++++ Data provided ++++

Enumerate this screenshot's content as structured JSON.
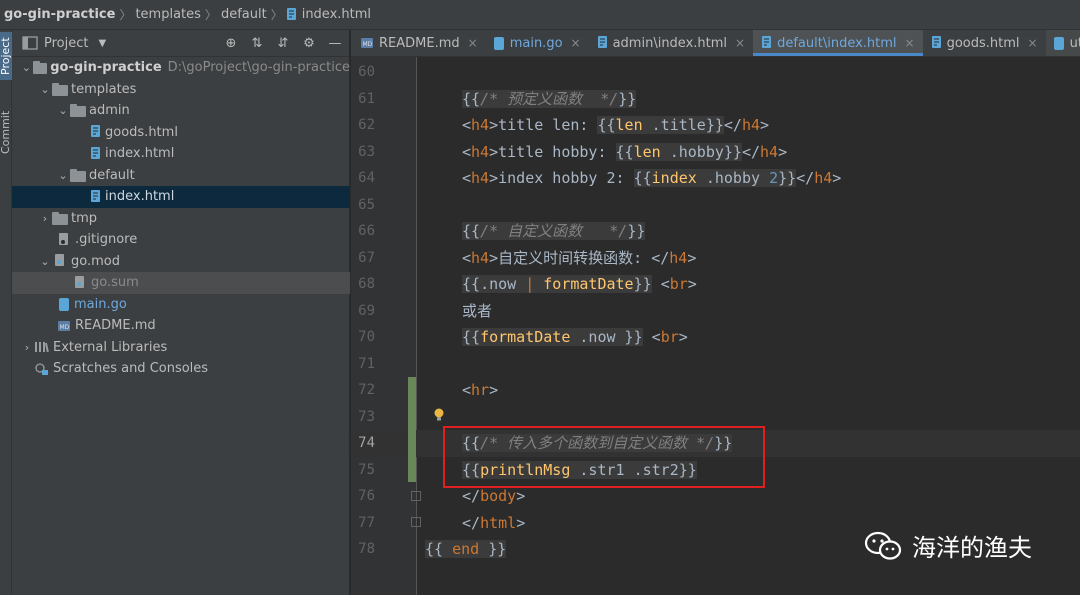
{
  "breadcrumb": {
    "items": [
      "go-gin-practice",
      "templates",
      "default",
      "index.html"
    ]
  },
  "toolstrip": {
    "project_label": "Project",
    "commit_label": "Commit"
  },
  "project_panel": {
    "title": "Project",
    "tree": [
      {
        "label": "go-gin-practice",
        "hint": "D:\\goProject\\go-gin-practice",
        "type": "folder",
        "level": 0,
        "expanded": true
      },
      {
        "label": "templates",
        "type": "folder",
        "level": 1,
        "expanded": true
      },
      {
        "label": "admin",
        "type": "folder",
        "level": 2,
        "expanded": true
      },
      {
        "label": "goods.html",
        "type": "html",
        "level": 3
      },
      {
        "label": "index.html",
        "type": "html",
        "level": 3
      },
      {
        "label": "default",
        "type": "folder",
        "level": 2,
        "expanded": true
      },
      {
        "label": "index.html",
        "type": "html",
        "level": 3,
        "selected": true
      },
      {
        "label": "tmp",
        "type": "folder",
        "level": 1,
        "expanded": false
      },
      {
        "label": ".gitignore",
        "type": "file",
        "level": 1
      },
      {
        "label": "go.mod",
        "type": "gomod",
        "level": 1,
        "expanded": true
      },
      {
        "label": "go.sum",
        "type": "gosum",
        "level": 2,
        "hilite": true
      },
      {
        "label": "main.go",
        "type": "go",
        "level": 1
      },
      {
        "label": "README.md",
        "type": "md",
        "level": 1
      },
      {
        "label": "External Libraries",
        "type": "lib",
        "level": 0,
        "expanded": false
      },
      {
        "label": "Scratches and Consoles",
        "type": "scratch",
        "level": 0
      }
    ]
  },
  "tabs": [
    {
      "label": "README.md",
      "active": false
    },
    {
      "label": "main.go",
      "active": false
    },
    {
      "label": "admin\\index.html",
      "active": false
    },
    {
      "label": "default\\index.html",
      "active": true
    },
    {
      "label": "goods.html",
      "active": false
    },
    {
      "label": "utils.go",
      "active": false
    }
  ],
  "editor": {
    "current_line": 74,
    "lines": [
      {
        "num": "60"
      },
      {
        "num": "61"
      },
      {
        "num": "62"
      },
      {
        "num": "63"
      },
      {
        "num": "64"
      },
      {
        "num": "65"
      },
      {
        "num": "66"
      },
      {
        "num": "67"
      },
      {
        "num": "68"
      },
      {
        "num": "69"
      },
      {
        "num": "70"
      },
      {
        "num": "71"
      },
      {
        "num": "72"
      },
      {
        "num": "73"
      },
      {
        "num": "74"
      },
      {
        "num": "75"
      },
      {
        "num": "76"
      },
      {
        "num": "77"
      },
      {
        "num": "78"
      }
    ],
    "code": {
      "l61_cmt": "/* 预定义函数  */",
      "l62_text": "title len: ",
      "l62_fn": "len",
      "l62_var": ".title",
      "l63_text": "title hobby: ",
      "l63_fn": "len",
      "l63_var": ".hobby",
      "l64_text": "index hobby 2: ",
      "l64_fn": "index",
      "l64_var": ".hobby",
      "l64_num": "2",
      "l66_cmt": "/* 自定义函数   */",
      "l67_text": "自定义时间转换函数: ",
      "l68_var": ".now",
      "l68_fn": "formatDate",
      "l69_text": "或者",
      "l70_fn": "formatDate",
      "l70_var": ".now",
      "l74_cmt": "/* 传入多个函数到自定义函数 */",
      "l75_fn": "printlnMsg",
      "l75_var1": ".str1",
      "l75_var2": ".str2",
      "l78_kw": "end",
      "tag_h4": "h4",
      "tag_br": "br",
      "tag_hr": "hr",
      "tag_body": "body",
      "tag_html": "html"
    }
  },
  "watermark": {
    "text": "海洋的渔夫"
  }
}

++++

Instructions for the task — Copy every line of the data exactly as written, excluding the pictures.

Expected answer —
Enumerate this screenshot's content as structured JSON.
{
  "breadcrumb": {
    "items": [
      "go-gin-practice",
      "templates",
      "default",
      "index.html"
    ]
  },
  "toolstrip": {
    "project_label": "Project",
    "commit_label": "Commit"
  },
  "project_panel": {
    "title": "Project",
    "tree": [
      {
        "label": "go-gin-practice",
        "hint": "D:\\goProject\\go-gin-practice",
        "type": "folder",
        "level": 0,
        "expanded": true
      },
      {
        "label": "templates",
        "type": "folder",
        "level": 1,
        "expanded": true
      },
      {
        "label": "admin",
        "type": "folder",
        "level": 2,
        "expanded": true
      },
      {
        "label": "goods.html",
        "type": "html",
        "level": 3
      },
      {
        "label": "index.html",
        "type": "html",
        "level": 3
      },
      {
        "label": "default",
        "type": "folder",
        "level": 2,
        "expanded": true
      },
      {
        "label": "index.html",
        "type": "html",
        "level": 3,
        "selected": true
      },
      {
        "label": "tmp",
        "type": "folder",
        "level": 1,
        "expanded": false
      },
      {
        "label": ".gitignore",
        "type": "file",
        "level": 1
      },
      {
        "label": "go.mod",
        "type": "gomod",
        "level": 1,
        "expanded": true
      },
      {
        "label": "go.sum",
        "type": "gosum",
        "level": 2,
        "hilite": true
      },
      {
        "label": "main.go",
        "type": "go",
        "level": 1
      },
      {
        "label": "README.md",
        "type": "md",
        "level": 1
      },
      {
        "label": "External Libraries",
        "type": "lib",
        "level": 0,
        "expanded": false
      },
      {
        "label": "Scratches and Consoles",
        "type": "scratch",
        "level": 0
      }
    ]
  },
  "tabs": [
    {
      "label": "README.md",
      "active": false
    },
    {
      "label": "main.go",
      "active": false
    },
    {
      "label": "admin\\index.html",
      "active": false
    },
    {
      "label": "default\\index.html",
      "active": true
    },
    {
      "label": "goods.html",
      "active": false
    },
    {
      "label": "utils.go",
      "active": false
    }
  ],
  "editor": {
    "current_line": 74,
    "lines": [
      {
        "num": "60"
      },
      {
        "num": "61"
      },
      {
        "num": "62"
      },
      {
        "num": "63"
      },
      {
        "num": "64"
      },
      {
        "num": "65"
      },
      {
        "num": "66"
      },
      {
        "num": "67"
      },
      {
        "num": "68"
      },
      {
        "num": "69"
      },
      {
        "num": "70"
      },
      {
        "num": "71"
      },
      {
        "num": "72"
      },
      {
        "num": "73"
      },
      {
        "num": "74"
      },
      {
        "num": "75"
      },
      {
        "num": "76"
      },
      {
        "num": "77"
      },
      {
        "num": "78"
      }
    ],
    "code": {
      "l61_cmt": "/* 预定义函数  */",
      "l62_text": "title len: ",
      "l62_fn": "len",
      "l62_var": ".title",
      "l63_text": "title hobby: ",
      "l63_fn": "len",
      "l63_var": ".hobby",
      "l64_text": "index hobby 2: ",
      "l64_fn": "index",
      "l64_var": ".hobby",
      "l64_num": "2",
      "l66_cmt": "/* 自定义函数   */",
      "l67_text": "自定义时间转换函数: ",
      "l68_var": ".now",
      "l68_fn": "formatDate",
      "l69_text": "或者",
      "l70_fn": "formatDate",
      "l70_var": ".now",
      "l74_cmt": "/* 传入多个函数到自定义函数 */",
      "l75_fn": "printlnMsg",
      "l75_var1": ".str1",
      "l75_var2": ".str2",
      "l78_kw": "end",
      "tag_h4": "h4",
      "tag_br": "br",
      "tag_hr": "hr",
      "tag_body": "body",
      "tag_html": "html"
    }
  },
  "watermark": {
    "text": "海洋的渔夫"
  }
}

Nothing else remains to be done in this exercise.